Look through the listing below for the word "body" and copy every line where it occurs.

Raw data.
○ ○ ○

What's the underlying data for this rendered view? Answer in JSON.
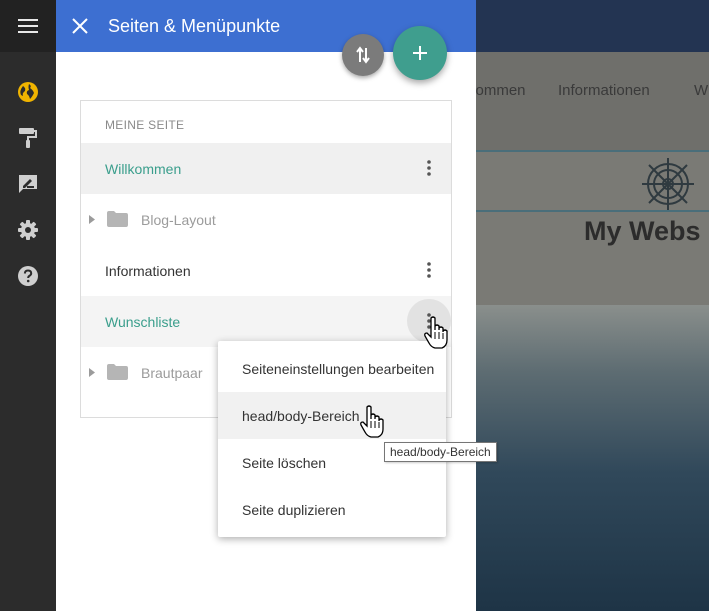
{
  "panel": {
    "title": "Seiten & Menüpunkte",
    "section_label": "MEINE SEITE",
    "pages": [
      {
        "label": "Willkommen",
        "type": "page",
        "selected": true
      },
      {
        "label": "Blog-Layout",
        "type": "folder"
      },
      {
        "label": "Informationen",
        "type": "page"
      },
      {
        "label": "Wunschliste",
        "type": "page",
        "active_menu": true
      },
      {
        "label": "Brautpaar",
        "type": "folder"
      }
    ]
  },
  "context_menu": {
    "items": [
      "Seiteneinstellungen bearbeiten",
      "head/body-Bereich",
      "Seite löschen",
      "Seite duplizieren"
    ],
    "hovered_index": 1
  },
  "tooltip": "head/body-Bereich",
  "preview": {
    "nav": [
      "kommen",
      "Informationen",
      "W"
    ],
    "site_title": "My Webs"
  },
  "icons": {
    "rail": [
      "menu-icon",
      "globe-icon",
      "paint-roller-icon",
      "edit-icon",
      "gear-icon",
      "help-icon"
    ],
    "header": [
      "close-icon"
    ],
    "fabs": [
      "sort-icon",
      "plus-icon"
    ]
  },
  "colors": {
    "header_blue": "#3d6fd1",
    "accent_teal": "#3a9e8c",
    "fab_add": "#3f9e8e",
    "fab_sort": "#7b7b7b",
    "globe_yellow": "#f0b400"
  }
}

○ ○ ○

Response.
      "head/body-Bereich",
  "tooltip": "head/body-Bereich",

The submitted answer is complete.